__Provided information__
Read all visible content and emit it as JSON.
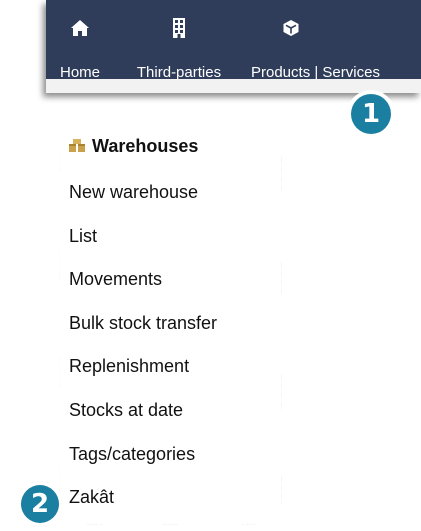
{
  "nav": {
    "items": [
      {
        "label": "Home",
        "icon": "home-icon"
      },
      {
        "label": "Third-parties",
        "icon": "building-icon"
      },
      {
        "label": "Products | Services",
        "icon": "cube-icon"
      }
    ],
    "background": "#2f3d5a"
  },
  "menu": {
    "title": "Warehouses",
    "title_icon": "boxes-icon",
    "items": [
      {
        "label": "New warehouse"
      },
      {
        "label": "List"
      },
      {
        "label": "Movements"
      },
      {
        "label": "Bulk stock transfer"
      },
      {
        "label": "Replenishment"
      },
      {
        "label": "Stocks at date"
      },
      {
        "label": "Tags/categories"
      },
      {
        "label": "Zakât"
      }
    ]
  },
  "steps": {
    "step1": "1",
    "step2": "2",
    "color": "#1b7fa1"
  }
}
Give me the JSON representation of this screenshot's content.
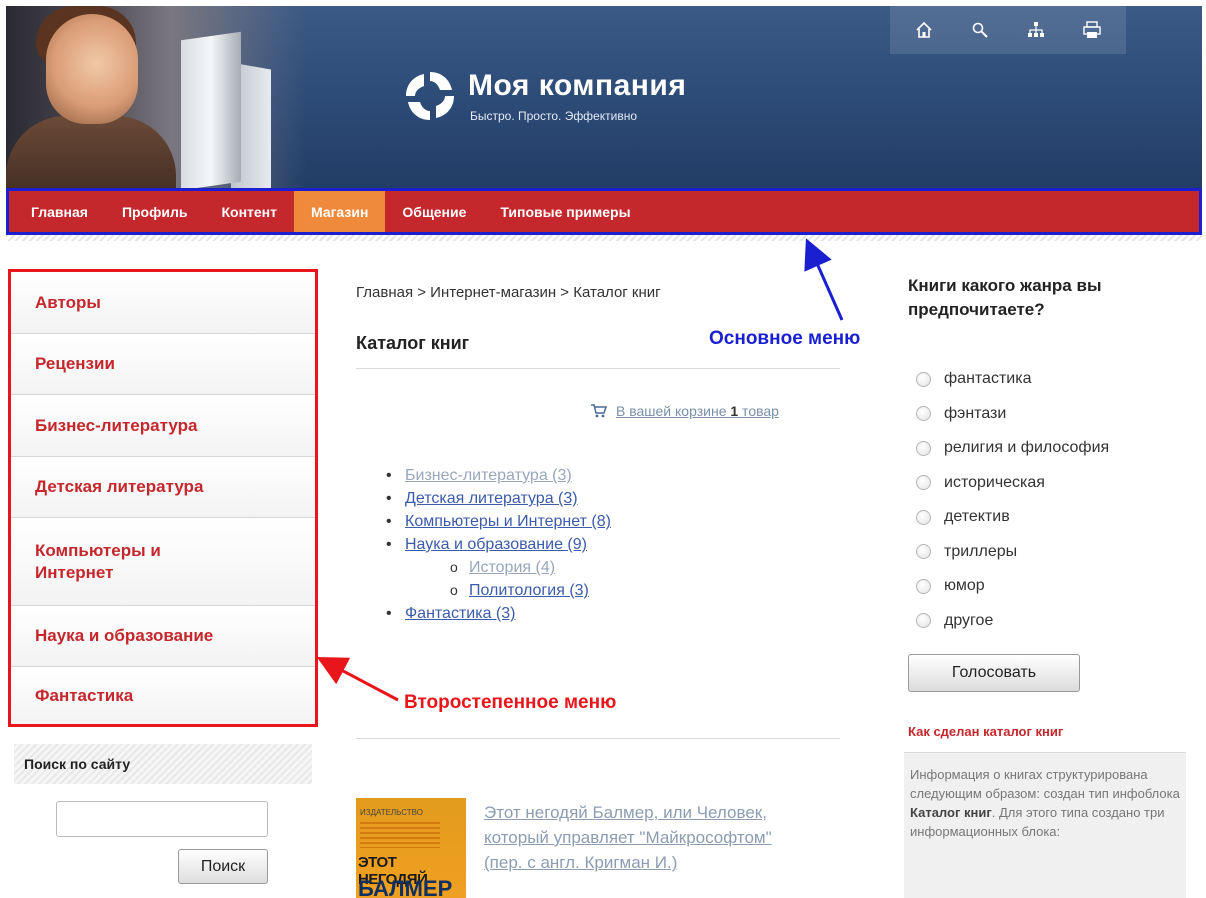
{
  "header": {
    "brand_title": "Моя компания",
    "brand_subtitle": "Быстро. Просто. Эффективно",
    "tools": [
      "home-icon",
      "search-icon",
      "sitemap-icon",
      "print-icon"
    ]
  },
  "main_menu": {
    "items": [
      {
        "label": "Главная",
        "active": false
      },
      {
        "label": "Профиль",
        "active": false
      },
      {
        "label": "Контент",
        "active": false
      },
      {
        "label": "Магазин",
        "active": true
      },
      {
        "label": "Общение",
        "active": false
      },
      {
        "label": "Типовые примеры",
        "active": false
      }
    ]
  },
  "sub_menu": {
    "items": [
      {
        "label": "Авторы"
      },
      {
        "label": "Рецензии"
      },
      {
        "label": "Бизнес-литература"
      },
      {
        "label": "Детская литература"
      },
      {
        "label": "Компьютеры и Интернет"
      },
      {
        "label": "Наука и образование"
      },
      {
        "label": "Фантастика"
      }
    ]
  },
  "search": {
    "title": "Поиск по сайту",
    "value": "",
    "button_label": "Поиск"
  },
  "content": {
    "breadcrumb": "Главная > Интернет-магазин > Каталог книг",
    "title": "Каталог книг",
    "cart_prefix": "В вашей корзине ",
    "cart_count": "1",
    "cart_suffix": " товар",
    "categories": [
      {
        "label": "Бизнес-литература (3)",
        "level": 1,
        "visited": true
      },
      {
        "label": "Детская литература (3)",
        "level": 1,
        "visited": false
      },
      {
        "label": "Компьютеры и Интернет (8)",
        "level": 1,
        "visited": false
      },
      {
        "label": "Наука и образование (9)",
        "level": 1,
        "visited": false
      },
      {
        "label": "История (4)",
        "level": 2,
        "visited": true
      },
      {
        "label": "Политология (3)",
        "level": 2,
        "visited": false
      },
      {
        "label": "Фантастика (3)",
        "level": 1,
        "visited": false
      }
    ],
    "book": {
      "cover_text_small": "ИЗДАТЕЛЬСТВО",
      "cover_title_1": "ЭТОТ НЕГОДЯЙ",
      "cover_title_2": "БАЛМЕР",
      "link": "Этот негодяй Балмер, или Человек, который управляет \"Майкрософтом\" (пер. с англ. Кригман И.)"
    }
  },
  "poll": {
    "question": "Книги какого жанра вы предпочитаете?",
    "options": [
      "фантастика",
      "фэнтази",
      "религия и философия",
      "историческая",
      "детектив",
      "триллеры",
      "юмор",
      "другое"
    ],
    "vote_label": "Голосовать"
  },
  "howto": {
    "title": "Как сделан каталог книг",
    "text_1": "Информация о книгах структурирована следующим образом: создан тип инфоблока ",
    "text_bold": "Каталог книг",
    "text_2": ". Для этого типа создано три информационных блока:"
  },
  "annotations": {
    "main_menu": "Основное меню",
    "sub_menu": "Второстепенное меню"
  },
  "colors": {
    "menu_red": "#c4272c",
    "menu_active": "#ef8a3d",
    "annotation_blue": "#1a1fd0",
    "annotation_red": "#e8161b",
    "link_blue": "#3b5bab"
  }
}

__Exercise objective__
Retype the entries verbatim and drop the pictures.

__Exercise result__
Read all visible content and emit it as JSON.
{
  "nav": {
    "items": [
      {
        "label": "Home",
        "icon": "home-icon"
      },
      {
        "label": "Third-parties",
        "icon": "building-icon"
      },
      {
        "label": "Products | Services",
        "icon": "cube-icon"
      }
    ],
    "background": "#2f3d5a"
  },
  "menu": {
    "title": "Warehouses",
    "title_icon": "boxes-icon",
    "items": [
      {
        "label": "New warehouse"
      },
      {
        "label": "List"
      },
      {
        "label": "Movements"
      },
      {
        "label": "Bulk stock transfer"
      },
      {
        "label": "Replenishment"
      },
      {
        "label": "Stocks at date"
      },
      {
        "label": "Tags/categories"
      },
      {
        "label": "Zakât"
      }
    ]
  },
  "steps": {
    "step1": "1",
    "step2": "2",
    "color": "#1b7fa1"
  }
}
Give me the JSON representation of this screenshot's content.
{
  "header": {
    "brand_title": "Моя компания",
    "brand_subtitle": "Быстро. Просто. Эффективно",
    "tools": [
      "home-icon",
      "search-icon",
      "sitemap-icon",
      "print-icon"
    ]
  },
  "main_menu": {
    "items": [
      {
        "label": "Главная",
        "active": false
      },
      {
        "label": "Профиль",
        "active": false
      },
      {
        "label": "Контент",
        "active": false
      },
      {
        "label": "Магазин",
        "active": true
      },
      {
        "label": "Общение",
        "active": false
      },
      {
        "label": "Типовые примеры",
        "active": false
      }
    ]
  },
  "sub_menu": {
    "items": [
      {
        "label": "Авторы"
      },
      {
        "label": "Рецензии"
      },
      {
        "label": "Бизнес-литература"
      },
      {
        "label": "Детская литература"
      },
      {
        "label": "Компьютеры и Интернет"
      },
      {
        "label": "Наука и образование"
      },
      {
        "label": "Фантастика"
      }
    ]
  },
  "search": {
    "title": "Поиск по сайту",
    "value": "",
    "button_label": "Поиск"
  },
  "content": {
    "breadcrumb": "Главная > Интернет-магазин > Каталог книг",
    "title": "Каталог книг",
    "cart_prefix": "В вашей корзине ",
    "cart_count": "1",
    "cart_suffix": " товар",
    "categories": [
      {
        "label": "Бизнес-литература (3)",
        "level": 1,
        "visited": true
      },
      {
        "label": "Детская литература (3)",
        "level": 1,
        "visited": false
      },
      {
        "label": "Компьютеры и Интернет (8)",
        "level": 1,
        "visited": false
      },
      {
        "label": "Наука и образование (9)",
        "level": 1,
        "visited": false
      },
      {
        "label": "История (4)",
        "level": 2,
        "visited": true
      },
      {
        "label": "Политология (3)",
        "level": 2,
        "visited": false
      },
      {
        "label": "Фантастика (3)",
        "level": 1,
        "visited": false
      }
    ],
    "book": {
      "cover_text_small": "ИЗДАТЕЛЬСТВО",
      "cover_title_1": "ЭТОТ НЕГОДЯЙ",
      "cover_title_2": "БАЛМЕР",
      "link": "Этот негодяй Балмер, или Человек, который управляет \"Майкрософтом\" (пер. с англ. Кригман И.)"
    }
  },
  "poll": {
    "question": "Книги какого жанра вы предпочитаете?",
    "options": [
      "фантастика",
      "фэнтази",
      "религия и философия",
      "историческая",
      "детектив",
      "триллеры",
      "юмор",
      "другое"
    ],
    "vote_label": "Голосовать"
  },
  "howto": {
    "title": "Как сделан каталог книг",
    "text_1": "Информация о книгах структурирована следующим образом: создан тип инфоблока ",
    "text_bold": "Каталог книг",
    "text_2": ". Для этого типа создано три информационных блока:"
  },
  "annotations": {
    "main_menu": "Основное меню",
    "sub_menu": "Второстепенное меню"
  },
  "colors": {
    "menu_red": "#c4272c",
    "menu_active": "#ef8a3d",
    "annotation_blue": "#1a1fd0",
    "annotation_red": "#e8161b",
    "link_blue": "#3b5bab"
  }
}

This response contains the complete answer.